“To keep the grounds looking natural actually requires a lot of labor,” he says, explaining how the flowers in the meadow were planted to look as natural as possible. The red poppies were strategically planted among other flowers, for example. “A garden is another way of expressing one’s self,” says Lee, whose salon always had a lavish arrangement of fresh flowers.
Preserving nature and incorporating the buildings naturally into the environment was the major focus of Lee’s work. Lee designed all the buildings, including the brick lodgings and hanok. He drew the buildings first, built them working with local builders and carpenters and then had the blueprints drawn up after everything was completed so that the buildings could be certified by the authorities. He not only provided the vision for the project but executed the project as well. This does not come as a surprise knowing him to be a stickler for details. He had also had accrued much experience designing buildings, including his hair salons.
“The rocks, the stones, the trees, the earth, the water. They are the ‘owners’ of this land,” Lee says, explaining his philosophy in building. L’art de la vie reflects that philosophy well. The large rock at the back of the art exhibition hall was preserved as a focal point of the resort and the restaurants, cafe and other larger buildings were built without disturbing the natural ridge of the mountain. Pilotis were employed for the brick lodgings so that the hillsides would be least tampered with.
A view of the art exhibition hall at L’art de la vie in Icheon, Gyeonggi Province (Jeon Jae-ho/L’art de la vie)
The couple’s extensive overseas travels, often to remote and exotic places, even while he was working in the cut-throat beauty industry, has served him well. Their influences are scattered throughout the resort, down to the colorful elongated sculptures of men in hats he brought back from a trip to Africa that stand near a window at the cafe. Most of the sculptures face the window, appearing to look outside, but a few have been turned to look inside the cafe. Yet another attention to detail that is whimsical.

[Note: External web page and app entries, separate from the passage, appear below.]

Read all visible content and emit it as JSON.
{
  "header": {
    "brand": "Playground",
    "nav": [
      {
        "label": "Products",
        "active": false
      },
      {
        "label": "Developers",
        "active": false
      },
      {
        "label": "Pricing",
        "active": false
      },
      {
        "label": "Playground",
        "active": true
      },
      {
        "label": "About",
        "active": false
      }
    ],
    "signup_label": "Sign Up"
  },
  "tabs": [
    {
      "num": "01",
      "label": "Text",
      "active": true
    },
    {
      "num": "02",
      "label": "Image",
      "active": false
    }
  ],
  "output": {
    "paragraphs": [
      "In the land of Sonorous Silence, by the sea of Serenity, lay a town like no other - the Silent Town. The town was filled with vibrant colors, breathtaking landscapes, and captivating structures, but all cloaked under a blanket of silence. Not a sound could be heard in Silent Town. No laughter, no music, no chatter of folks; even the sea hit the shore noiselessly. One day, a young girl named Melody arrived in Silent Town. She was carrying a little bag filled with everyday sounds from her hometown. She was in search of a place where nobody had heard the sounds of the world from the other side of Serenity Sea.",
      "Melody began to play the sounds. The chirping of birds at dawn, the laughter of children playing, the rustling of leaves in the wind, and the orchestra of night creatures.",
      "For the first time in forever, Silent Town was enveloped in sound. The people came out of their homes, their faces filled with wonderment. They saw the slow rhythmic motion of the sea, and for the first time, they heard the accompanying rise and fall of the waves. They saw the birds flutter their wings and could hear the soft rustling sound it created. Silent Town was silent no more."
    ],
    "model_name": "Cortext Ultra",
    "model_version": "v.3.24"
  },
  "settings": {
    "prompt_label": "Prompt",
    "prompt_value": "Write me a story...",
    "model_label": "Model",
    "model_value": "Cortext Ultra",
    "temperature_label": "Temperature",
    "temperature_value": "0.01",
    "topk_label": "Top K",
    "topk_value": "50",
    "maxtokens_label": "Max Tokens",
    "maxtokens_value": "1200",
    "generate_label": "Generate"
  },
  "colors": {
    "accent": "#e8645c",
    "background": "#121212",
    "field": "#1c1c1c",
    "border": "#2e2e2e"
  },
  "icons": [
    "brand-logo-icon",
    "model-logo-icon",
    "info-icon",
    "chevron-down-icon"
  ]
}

Of course, there were difficulties along the way. “I nearly gave up three or four times because I was having difficulties realizing my vision,” he says, crediting his wife for pushing him on, encouraging him.
Lee seems the happiest I have ever seen him, a smile of contentment lingering on his lips, his eyes twinkling with boyish excitement. After all, he has given shape and form to his ideals and has achieved the freedom to pursue his interest.
Does he worry about the business side of things?
The only reason he was able to undertake the seemingly improbable project was because there was an understanding that his children would not inherit his wealth, he explains. “All I wish for now is to make just enough money to pay the staff,” he says.
In the meantime, he has other projects already brewing in his head. Turning a mountain, which lay abandoned after being mined, into an art space is one of them.
“I think my talent may be creating spaces where one can develop new thoughts, ideas,” he says. “I have learned a lot by being in nature. I am changing every day as a result and I hope everyone can change a little, too, by being in nature.”